REQUIREMENT:
Which lines of the listing below contain the word "value"? Copy each of them.

GIVEN RECORDS:
= = =

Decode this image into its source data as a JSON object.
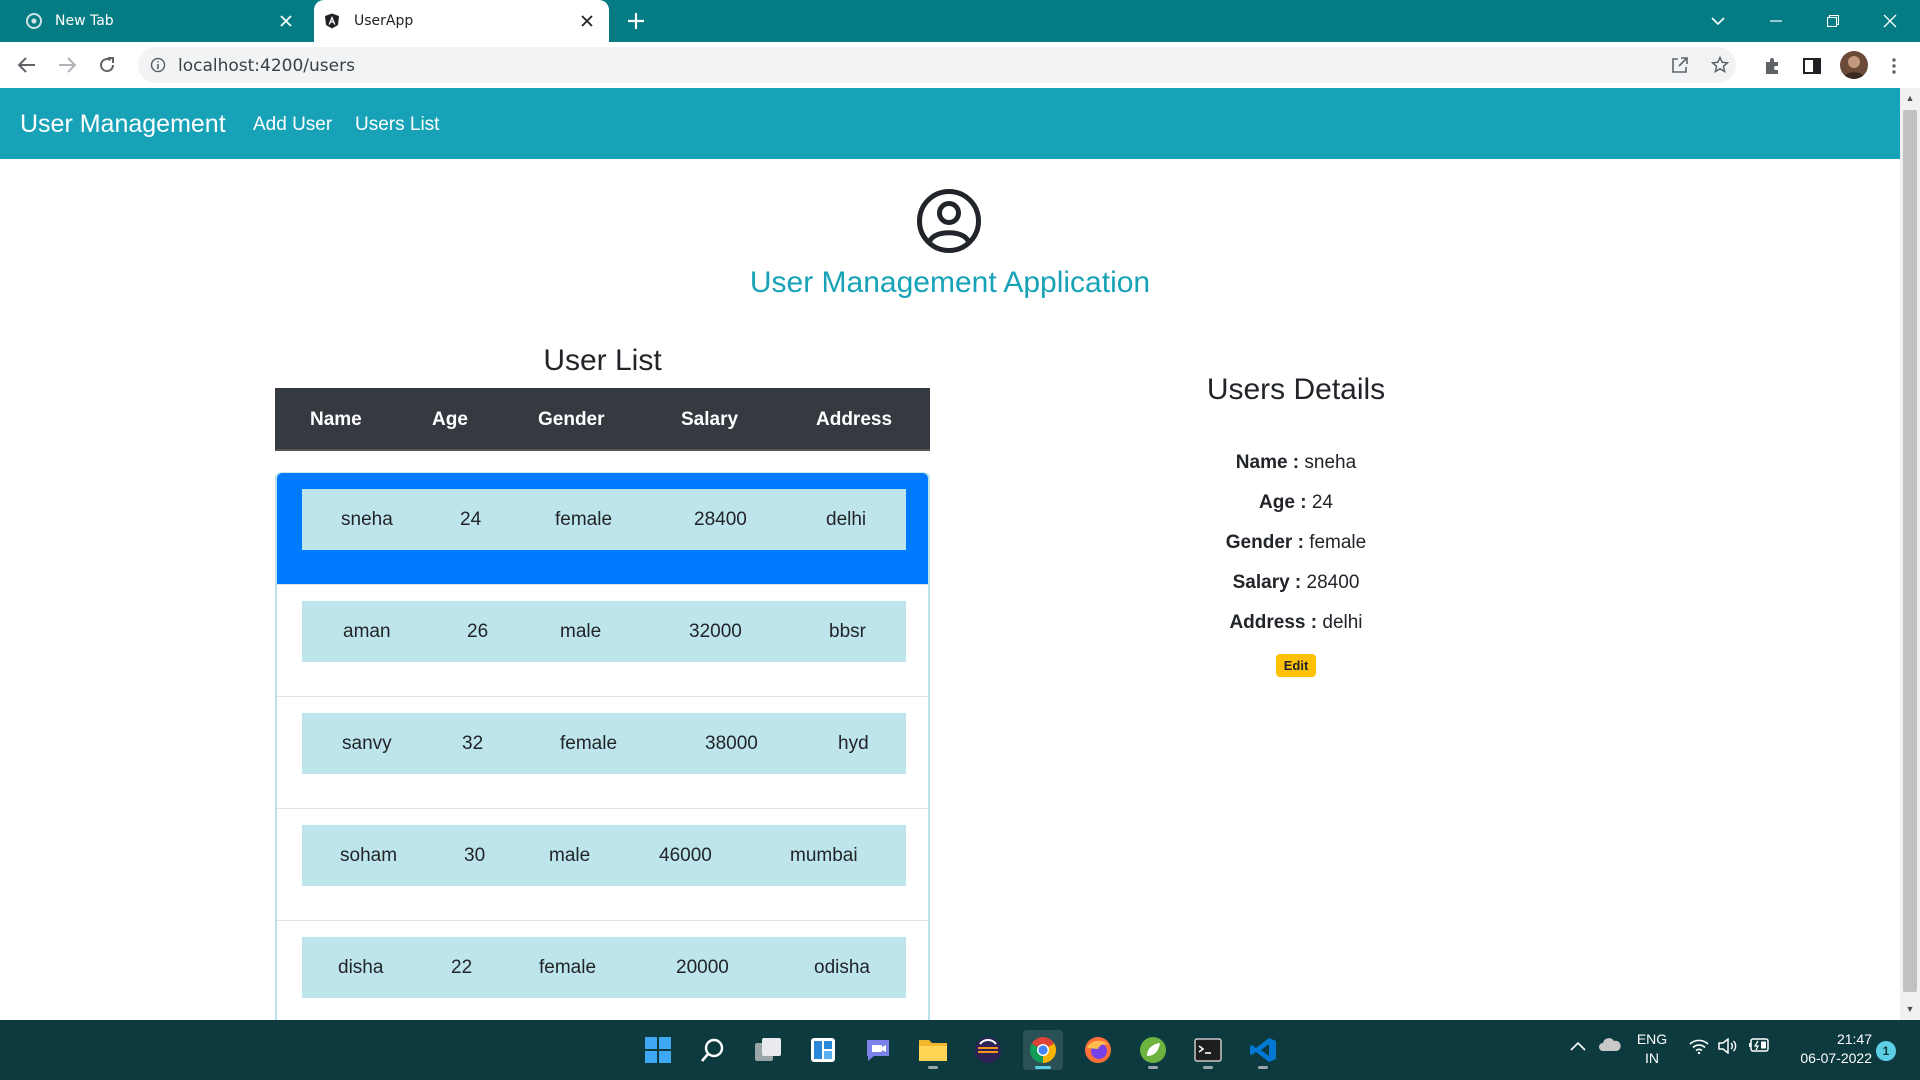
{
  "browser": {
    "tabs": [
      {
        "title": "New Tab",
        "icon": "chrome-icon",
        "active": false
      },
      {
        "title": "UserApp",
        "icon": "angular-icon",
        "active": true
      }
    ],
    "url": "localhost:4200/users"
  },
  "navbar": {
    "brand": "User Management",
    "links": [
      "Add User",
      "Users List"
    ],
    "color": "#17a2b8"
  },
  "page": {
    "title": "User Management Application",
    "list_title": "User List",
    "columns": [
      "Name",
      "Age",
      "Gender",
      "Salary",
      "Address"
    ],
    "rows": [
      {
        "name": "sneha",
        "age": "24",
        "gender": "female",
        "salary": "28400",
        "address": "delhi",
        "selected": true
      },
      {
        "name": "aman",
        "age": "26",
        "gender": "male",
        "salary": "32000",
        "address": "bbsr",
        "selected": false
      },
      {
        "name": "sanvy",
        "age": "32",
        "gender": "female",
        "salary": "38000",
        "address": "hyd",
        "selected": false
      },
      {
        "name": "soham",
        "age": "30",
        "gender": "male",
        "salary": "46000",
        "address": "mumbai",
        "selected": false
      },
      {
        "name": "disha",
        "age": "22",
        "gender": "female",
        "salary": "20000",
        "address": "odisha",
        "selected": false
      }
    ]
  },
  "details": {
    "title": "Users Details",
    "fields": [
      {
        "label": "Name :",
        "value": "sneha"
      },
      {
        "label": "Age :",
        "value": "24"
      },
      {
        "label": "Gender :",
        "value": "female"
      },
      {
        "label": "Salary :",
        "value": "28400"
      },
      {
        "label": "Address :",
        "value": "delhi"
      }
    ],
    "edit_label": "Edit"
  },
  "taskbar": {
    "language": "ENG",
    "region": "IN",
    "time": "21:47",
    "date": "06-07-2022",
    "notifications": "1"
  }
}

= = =

EXERCISE RESULT:
        "value": "sneha"
        "value": "24"
        "value": "female"
        "value": "28400"
        "value": "delhi"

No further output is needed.